DES MOINES, Iowa (AP) -- The U.S. Environmental Protection Agency has threatened to take over protection of Iowa's waterways from the state unless local officials make significant changes.
The Des Moines Register reported Tuesday (http://dmreg.co/UA9dPa ) that a federal investigation shows the state has been lax in requiring that livestock operations follow rules to keep manure out of Iowa's creeks, rivers and lakes.
The EPA report said the state Department of Natural Resources hasn't properly inspected livestock facilities and failed in its duties about half the time when responding to livestock pollution.
EPA spokesman Kris Lancaster said the agency would likely work with the DNR in hopes the agency would agree to changes before taking control of clean water enforcement in Iowa.
DNR spokesman Kevin Baskins said his agency tries to work with livestock operations to reduce pollution rather than imposing fines or other penalties.

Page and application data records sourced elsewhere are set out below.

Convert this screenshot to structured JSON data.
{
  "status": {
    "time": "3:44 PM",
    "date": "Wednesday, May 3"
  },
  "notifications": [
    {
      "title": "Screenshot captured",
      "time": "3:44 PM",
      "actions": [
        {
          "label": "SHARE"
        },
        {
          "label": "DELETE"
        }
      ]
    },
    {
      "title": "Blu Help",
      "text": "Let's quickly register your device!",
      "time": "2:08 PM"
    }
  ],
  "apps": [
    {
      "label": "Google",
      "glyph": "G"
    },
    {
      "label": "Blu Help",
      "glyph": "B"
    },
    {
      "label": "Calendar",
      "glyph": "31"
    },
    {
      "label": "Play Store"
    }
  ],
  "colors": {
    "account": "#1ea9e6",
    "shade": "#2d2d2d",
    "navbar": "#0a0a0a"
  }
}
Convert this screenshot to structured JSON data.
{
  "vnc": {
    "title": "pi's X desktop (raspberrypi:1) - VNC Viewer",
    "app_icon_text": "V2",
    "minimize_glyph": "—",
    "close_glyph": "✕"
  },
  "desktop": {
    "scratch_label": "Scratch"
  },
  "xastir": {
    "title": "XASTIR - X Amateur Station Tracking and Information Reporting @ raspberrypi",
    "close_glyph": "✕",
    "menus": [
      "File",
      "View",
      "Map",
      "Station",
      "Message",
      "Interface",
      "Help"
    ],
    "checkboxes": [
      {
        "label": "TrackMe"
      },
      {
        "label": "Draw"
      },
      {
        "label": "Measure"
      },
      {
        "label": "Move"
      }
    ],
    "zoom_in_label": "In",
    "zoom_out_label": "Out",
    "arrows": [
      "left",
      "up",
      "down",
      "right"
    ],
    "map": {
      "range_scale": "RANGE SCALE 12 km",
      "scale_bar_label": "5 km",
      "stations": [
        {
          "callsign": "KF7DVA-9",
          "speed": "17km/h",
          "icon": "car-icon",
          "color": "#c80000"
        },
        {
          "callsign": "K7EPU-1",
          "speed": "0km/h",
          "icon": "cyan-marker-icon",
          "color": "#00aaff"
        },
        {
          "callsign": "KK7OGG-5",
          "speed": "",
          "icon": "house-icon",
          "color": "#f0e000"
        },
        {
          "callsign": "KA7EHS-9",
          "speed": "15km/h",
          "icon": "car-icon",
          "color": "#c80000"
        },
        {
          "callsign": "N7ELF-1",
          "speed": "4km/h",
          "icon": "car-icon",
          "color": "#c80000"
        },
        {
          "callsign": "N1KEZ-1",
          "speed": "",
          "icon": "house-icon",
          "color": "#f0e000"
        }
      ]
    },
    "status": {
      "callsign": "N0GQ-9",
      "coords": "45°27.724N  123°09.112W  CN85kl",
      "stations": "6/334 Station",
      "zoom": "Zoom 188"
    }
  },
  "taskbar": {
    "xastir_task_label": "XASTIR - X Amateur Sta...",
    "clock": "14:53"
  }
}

He said this strategy works better than one that relies on punishment for not following environmental rules.
"The assertion that DNR has not assessed enough fines is an unfortunately broad generalization and misleading characterization," Baskins wrote in an email to the Register in response to questions. "Fines are determined by circumstances unique to each instance."
The EPA investigated the state's enforcement after receiving a petition five years ago from environmental groups, which called for the federal agency to take control because of what the groups argued was lax state enforcement.
In an EPA report from July obtained by the Register, federal regulators found that the DNR didn't respond adequately about half the time when responding to pollution from livestock operations. The state also assessed fines far below the maximum allowed by the state -- the EPA deemed that 49 percent of penalties in 150 livestock cases reviewed were inadequate.
The EPA claimed the state also didn't follow its own enforcement plans and allowed manure applications closer to waterways than allowed by federal rules.
Baskins said the DNR has been working with livestock operators to improve compliance, and in the past decade has responded to nearly 85,000 requests from producers for help in complying with the law. During that time, the percentage of large livestock operations reporting a least one waste discharged in a year dropped from 5.2 percent to 2.5 percent, he said.
Information from: The Des Moines Register, http://www.desmoinesregister.com
Copyright 2012 The AP.